Tyson Fury disagrees with the skeptics who’ve dismissed Dereck Chisora as an over-the-hill heavyweight who has no chance to upset him Saturday night.
Fury insists that Chisora did enough to out-point Oleksandr Usyk, the opponent most boxing fans wanted him to fight Saturday night, in their 12-rounder two years ago. The unbeaten WBC champion admits styles make fights, but based on the competitive nature of a fight Usyk won in October 2020 and his personal experiences with Chisora in the ring, Fury assured detractors that he has taken training very seriously for what he expects will be a grueling fight at Tottenham Hotspur Stadium in London.
The 34-year-old Fury fully understands that one punch can change his career for the worse, even when faced with an opponent who will turn 39 next month and has lost seven fights since Fury stopped him in their rematch eight years ago.
“I hear all these critics talking bullsh!t, who basically never took a punch in their life,” Fury said during a press conference Thursday in London. “But in a two-horse race, never underestimate anybody because anything can go wrong. And as we’ve seen many, many times in the past, when champions overlook their opponents and think, ‘You know what? I’m thinking about other names. I’m thinking about other big fights.’ And then you got the opponent training away nice and steadily, under no pressure, goes in there and knocks the motherf----- out. Seen it time and time again.
“But for me, that will never happen because I train very hard and I respect every opponent that I’ve ever faced.
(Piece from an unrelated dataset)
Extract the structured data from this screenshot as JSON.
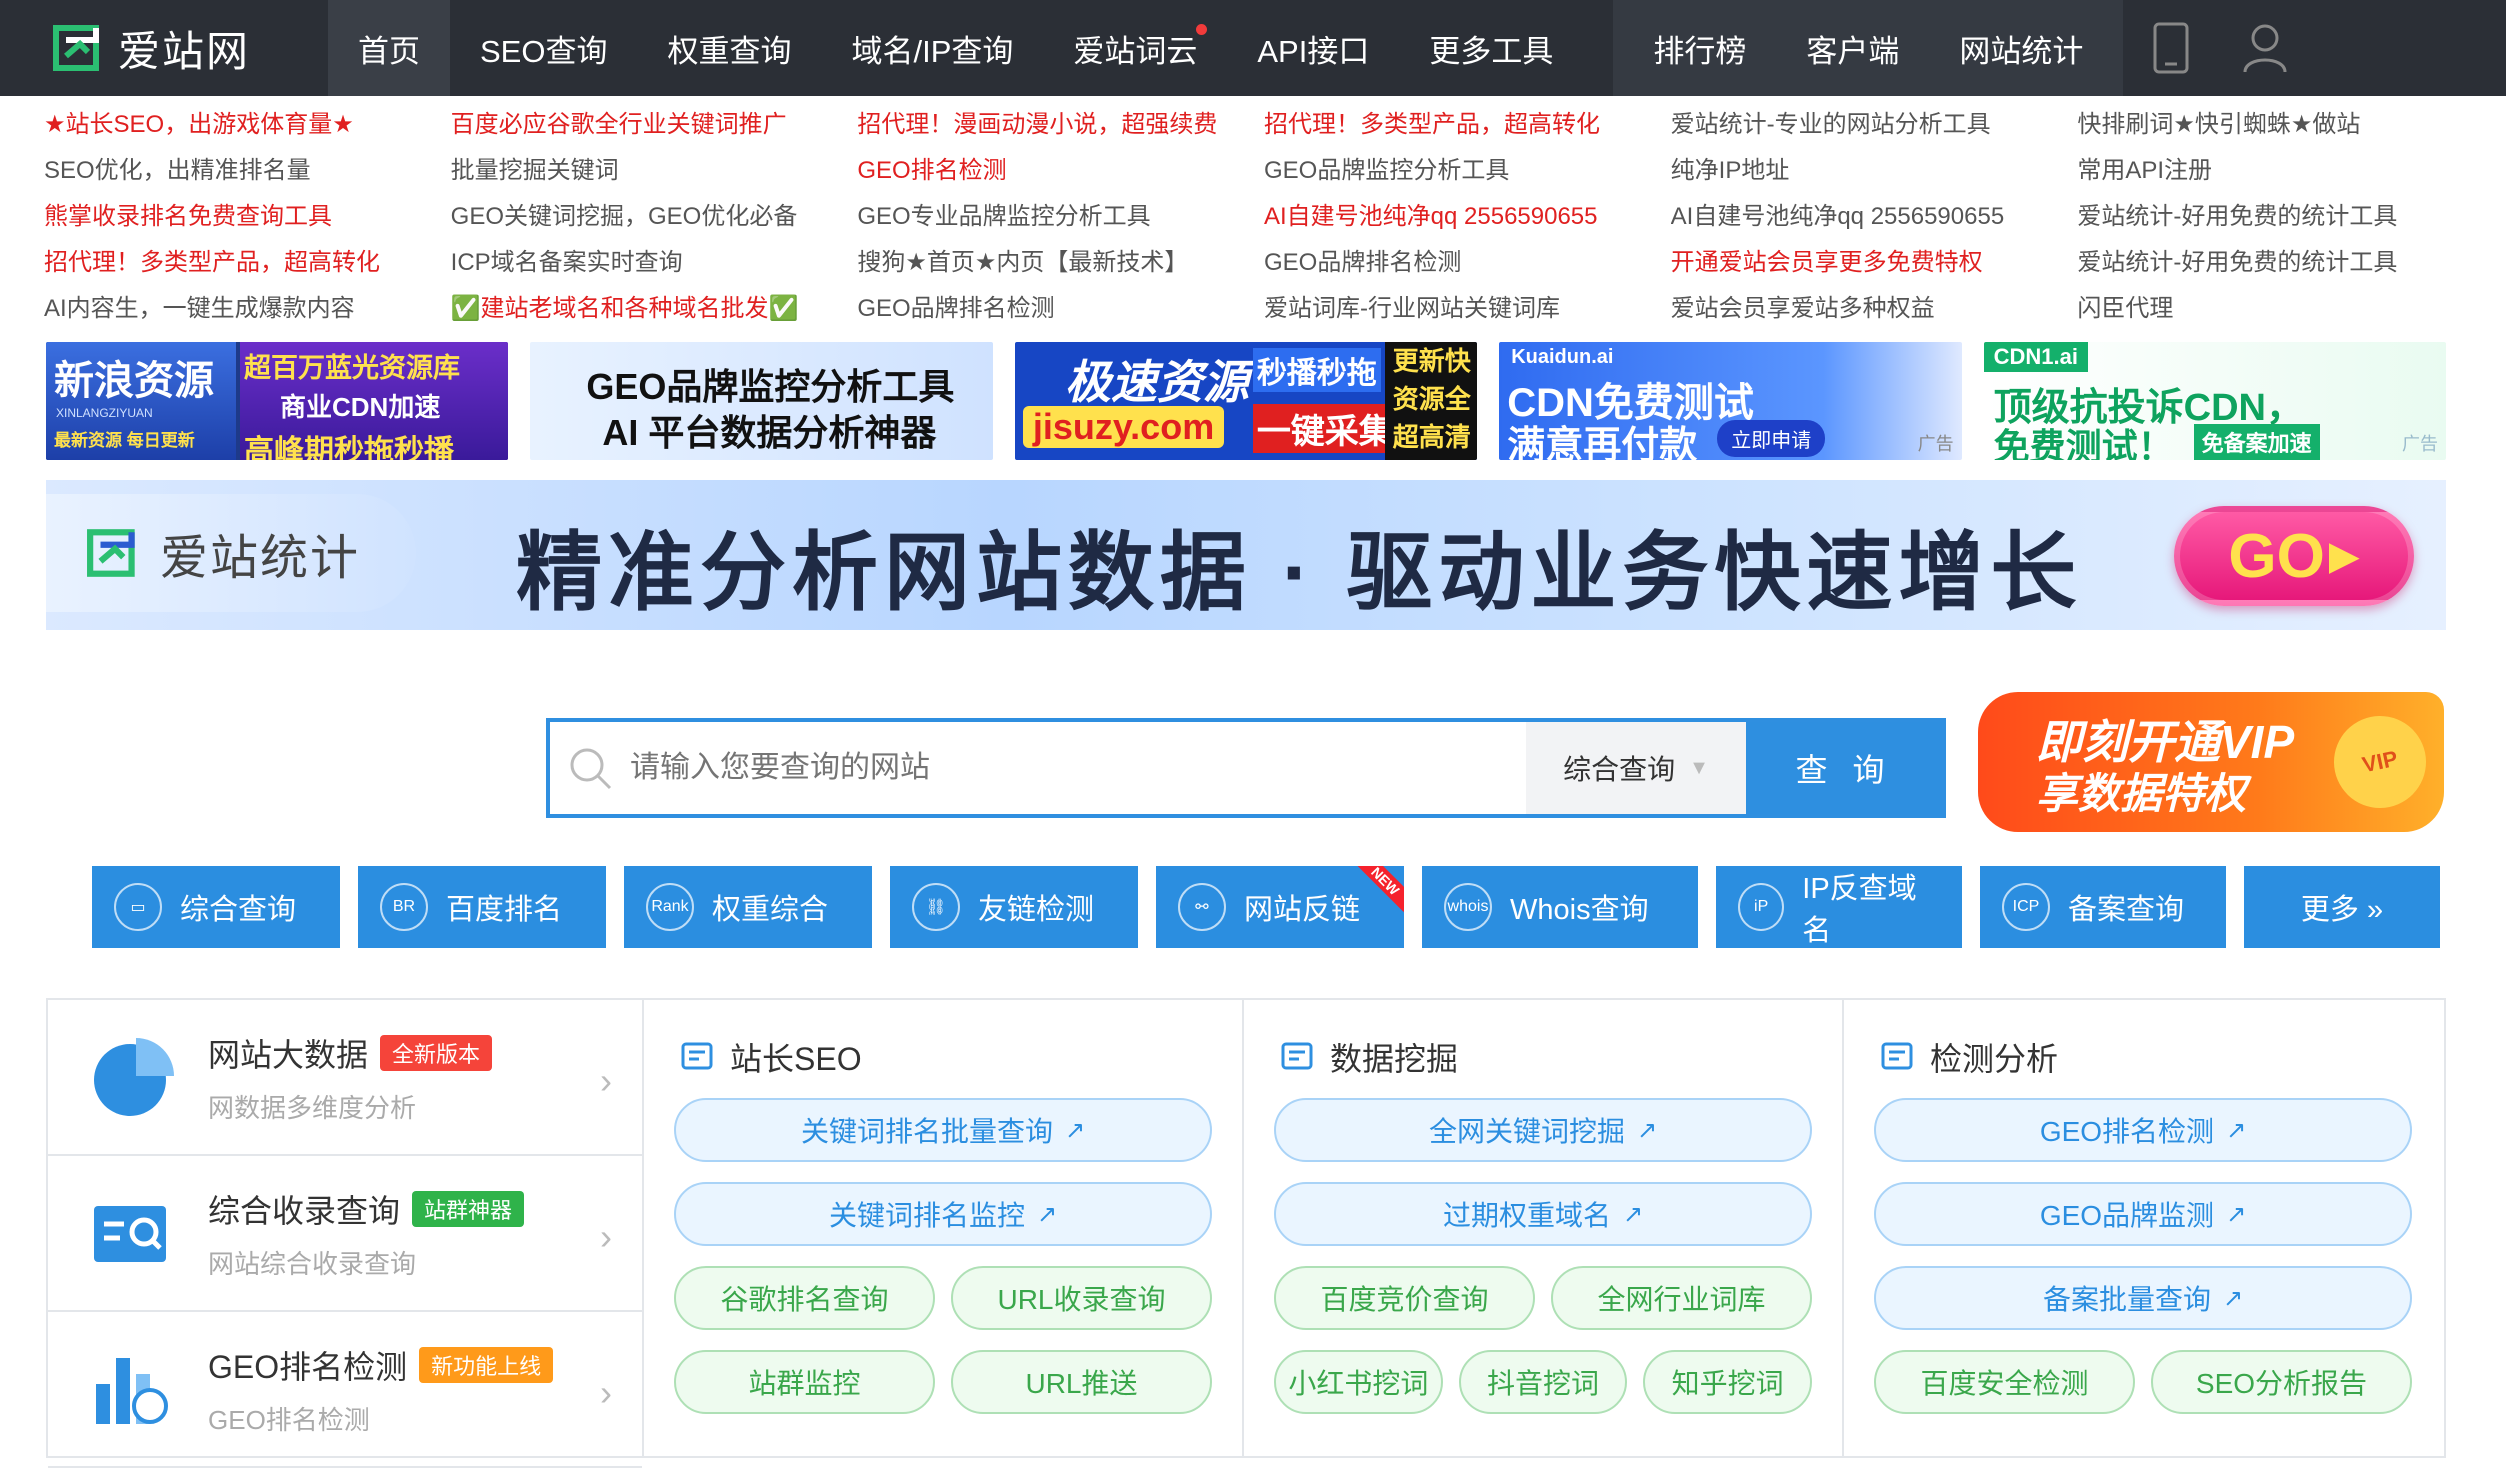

I give 110 percent every time I’m in the gym. I put in nine weeks of training for this fight. I’ve never had sex for six weeks. I wanna come in there like a rampant rabbit. And I wanna just put on a good show. You know, Dereck’s gonna come and [try to] knock me out. And I’m gonna come and try and knock him out, so there we are. It’s gonna be on like Donkey Kong. There’s nothing more to say.
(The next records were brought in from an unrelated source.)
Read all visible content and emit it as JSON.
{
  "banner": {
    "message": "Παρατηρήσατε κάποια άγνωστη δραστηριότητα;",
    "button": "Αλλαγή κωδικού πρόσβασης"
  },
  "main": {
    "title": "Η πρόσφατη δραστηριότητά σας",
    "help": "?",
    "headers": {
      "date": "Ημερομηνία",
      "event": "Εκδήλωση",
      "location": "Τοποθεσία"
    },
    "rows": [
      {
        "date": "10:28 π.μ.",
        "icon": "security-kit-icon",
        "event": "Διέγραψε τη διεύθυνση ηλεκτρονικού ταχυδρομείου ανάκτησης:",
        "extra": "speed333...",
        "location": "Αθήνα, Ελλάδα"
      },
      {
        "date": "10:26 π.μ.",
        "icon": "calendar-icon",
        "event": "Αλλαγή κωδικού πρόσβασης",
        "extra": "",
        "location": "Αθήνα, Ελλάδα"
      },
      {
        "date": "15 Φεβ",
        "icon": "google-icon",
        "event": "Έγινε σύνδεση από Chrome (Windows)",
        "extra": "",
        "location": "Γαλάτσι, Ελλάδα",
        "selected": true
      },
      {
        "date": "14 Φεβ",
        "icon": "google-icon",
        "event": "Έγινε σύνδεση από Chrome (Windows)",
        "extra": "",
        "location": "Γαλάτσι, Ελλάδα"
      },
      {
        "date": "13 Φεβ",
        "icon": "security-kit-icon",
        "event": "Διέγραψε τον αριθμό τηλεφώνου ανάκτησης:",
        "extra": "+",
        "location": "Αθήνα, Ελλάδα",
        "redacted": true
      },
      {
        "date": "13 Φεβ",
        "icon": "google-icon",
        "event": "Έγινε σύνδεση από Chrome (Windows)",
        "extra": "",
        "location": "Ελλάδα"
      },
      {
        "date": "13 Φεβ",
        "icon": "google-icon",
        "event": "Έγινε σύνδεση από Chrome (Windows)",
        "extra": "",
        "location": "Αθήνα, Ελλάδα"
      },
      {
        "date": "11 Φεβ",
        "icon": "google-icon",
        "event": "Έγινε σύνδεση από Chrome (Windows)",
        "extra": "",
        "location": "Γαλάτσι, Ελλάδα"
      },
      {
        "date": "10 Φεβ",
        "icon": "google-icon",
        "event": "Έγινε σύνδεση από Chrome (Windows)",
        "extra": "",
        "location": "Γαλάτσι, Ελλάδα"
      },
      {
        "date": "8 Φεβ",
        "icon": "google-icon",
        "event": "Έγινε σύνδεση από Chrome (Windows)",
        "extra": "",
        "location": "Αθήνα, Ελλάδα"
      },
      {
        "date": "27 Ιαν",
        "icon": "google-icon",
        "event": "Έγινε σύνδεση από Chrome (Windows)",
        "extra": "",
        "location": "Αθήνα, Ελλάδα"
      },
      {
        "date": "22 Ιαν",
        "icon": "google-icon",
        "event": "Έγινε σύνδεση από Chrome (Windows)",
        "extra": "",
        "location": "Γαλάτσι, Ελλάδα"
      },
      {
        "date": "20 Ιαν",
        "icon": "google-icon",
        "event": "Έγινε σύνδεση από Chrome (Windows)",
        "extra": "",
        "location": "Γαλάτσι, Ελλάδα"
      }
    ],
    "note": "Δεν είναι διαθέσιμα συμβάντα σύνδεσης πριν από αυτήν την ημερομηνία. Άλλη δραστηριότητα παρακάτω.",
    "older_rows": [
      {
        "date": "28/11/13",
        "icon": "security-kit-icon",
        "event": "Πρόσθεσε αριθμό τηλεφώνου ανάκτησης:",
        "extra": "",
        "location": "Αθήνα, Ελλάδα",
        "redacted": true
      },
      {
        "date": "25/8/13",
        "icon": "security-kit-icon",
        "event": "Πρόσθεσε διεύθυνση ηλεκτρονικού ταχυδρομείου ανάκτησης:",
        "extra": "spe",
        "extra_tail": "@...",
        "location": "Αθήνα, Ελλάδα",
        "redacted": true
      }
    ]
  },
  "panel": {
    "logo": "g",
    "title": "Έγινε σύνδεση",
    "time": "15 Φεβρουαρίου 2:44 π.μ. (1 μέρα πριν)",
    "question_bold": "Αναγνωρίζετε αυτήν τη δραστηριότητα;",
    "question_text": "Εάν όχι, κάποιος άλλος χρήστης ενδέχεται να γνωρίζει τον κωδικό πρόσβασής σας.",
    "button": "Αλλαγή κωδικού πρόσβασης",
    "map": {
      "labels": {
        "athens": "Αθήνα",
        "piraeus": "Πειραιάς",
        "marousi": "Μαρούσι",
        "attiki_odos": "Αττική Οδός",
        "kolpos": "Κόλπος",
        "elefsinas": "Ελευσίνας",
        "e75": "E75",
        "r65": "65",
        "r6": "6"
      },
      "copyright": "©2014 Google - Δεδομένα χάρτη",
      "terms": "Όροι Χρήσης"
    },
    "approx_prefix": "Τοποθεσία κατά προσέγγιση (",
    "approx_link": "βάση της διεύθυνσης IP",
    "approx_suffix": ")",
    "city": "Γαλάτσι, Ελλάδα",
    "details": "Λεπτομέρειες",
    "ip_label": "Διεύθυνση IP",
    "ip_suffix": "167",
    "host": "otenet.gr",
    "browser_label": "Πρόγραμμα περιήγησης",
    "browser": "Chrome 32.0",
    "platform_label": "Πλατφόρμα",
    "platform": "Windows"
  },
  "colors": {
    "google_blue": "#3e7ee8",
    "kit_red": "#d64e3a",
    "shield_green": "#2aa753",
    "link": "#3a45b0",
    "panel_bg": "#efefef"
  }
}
Fury’s handlers tried to make a full unification fight versus Usyk (20-0, 13 KOs) and then what would’ve been an enormous domestic showdown with Anthony Joshua (24-3, 22 KOs) for Saturday night. When neither of those more meaningful matches materialized, Fury focused on fulfilling a promise he once made to Chisora by granting his friend a title shot.
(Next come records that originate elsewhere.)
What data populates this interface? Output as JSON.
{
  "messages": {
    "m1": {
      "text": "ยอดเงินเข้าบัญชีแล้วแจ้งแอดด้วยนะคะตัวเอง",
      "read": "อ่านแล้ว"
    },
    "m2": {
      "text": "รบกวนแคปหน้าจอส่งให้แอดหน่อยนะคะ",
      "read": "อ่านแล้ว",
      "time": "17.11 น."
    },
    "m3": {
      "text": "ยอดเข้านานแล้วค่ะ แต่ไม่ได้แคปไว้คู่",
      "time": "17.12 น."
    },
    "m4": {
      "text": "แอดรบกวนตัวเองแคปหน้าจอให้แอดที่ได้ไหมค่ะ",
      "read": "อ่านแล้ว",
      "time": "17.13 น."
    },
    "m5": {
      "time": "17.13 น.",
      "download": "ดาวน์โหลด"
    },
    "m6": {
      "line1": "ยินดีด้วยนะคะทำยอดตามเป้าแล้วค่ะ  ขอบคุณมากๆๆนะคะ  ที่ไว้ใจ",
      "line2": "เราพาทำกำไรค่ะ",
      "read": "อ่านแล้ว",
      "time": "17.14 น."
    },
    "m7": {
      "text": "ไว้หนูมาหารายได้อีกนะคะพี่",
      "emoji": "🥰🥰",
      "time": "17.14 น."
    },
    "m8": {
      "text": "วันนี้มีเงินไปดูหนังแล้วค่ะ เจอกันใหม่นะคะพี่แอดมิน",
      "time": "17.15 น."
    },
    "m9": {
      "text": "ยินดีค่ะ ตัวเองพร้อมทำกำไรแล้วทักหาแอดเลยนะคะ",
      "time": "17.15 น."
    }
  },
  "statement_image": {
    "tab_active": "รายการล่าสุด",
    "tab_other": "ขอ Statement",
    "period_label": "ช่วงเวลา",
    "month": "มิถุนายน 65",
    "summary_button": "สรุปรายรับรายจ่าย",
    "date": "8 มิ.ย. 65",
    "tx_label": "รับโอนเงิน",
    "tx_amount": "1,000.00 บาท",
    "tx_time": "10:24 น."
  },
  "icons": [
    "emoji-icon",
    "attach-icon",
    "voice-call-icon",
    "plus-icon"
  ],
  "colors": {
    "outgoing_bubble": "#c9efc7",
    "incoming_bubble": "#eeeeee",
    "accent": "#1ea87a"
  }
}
Despite the wide odds on their third fight – at least 20-1, according to most sportsbooks – approximately 60,000 tickets have been sold to the card headlined by Manchester’s Fury (32-0-1, 23 KOs) and London’s Chisora (33-12, 23 KOs).
“Like I said earlier,” Fury recalled, “in the first press conference, like, ‘Why did you fight Dereck Chisora, because you’ve beaten him twice already?’ The thing is, like Dereck said, there’s a lack of names in the division. There’s plenty of depth in the division. There’s a thousand heavyweights in the world. But there’s a lack of household names. I could’ve fought somebody, I don’t know, 34-0, from I don’t know where, some foreign country. And everyone would’ve been like, ‘Who the f--- is this guy?’
“But you mention Dereck Chisora, they know who Dereck is, for good, bad or indifferent reasons, controversial, whatever, they all know who he is. And you know, [we’re] both known, so we’re gonna put on a good show. We sold out 60,000 tickets at Tottenham. So [there’s] very much interest.”
Fury-Chisora III is the main event of a BT Sport Box Office pay-per-view show in the United Kingdom and Ireland (6 p.m. GMT; £26.95). The 12-round battle between Fury and Chisora will be the main event of a fight-five stream by ESPN+ in the United States as well (1 p.m. ET; 10 a.m. PT).
Keith Idec is a senior writer/columnist for BoxingScene.com. He can be reached on Twitter @Idecboxing.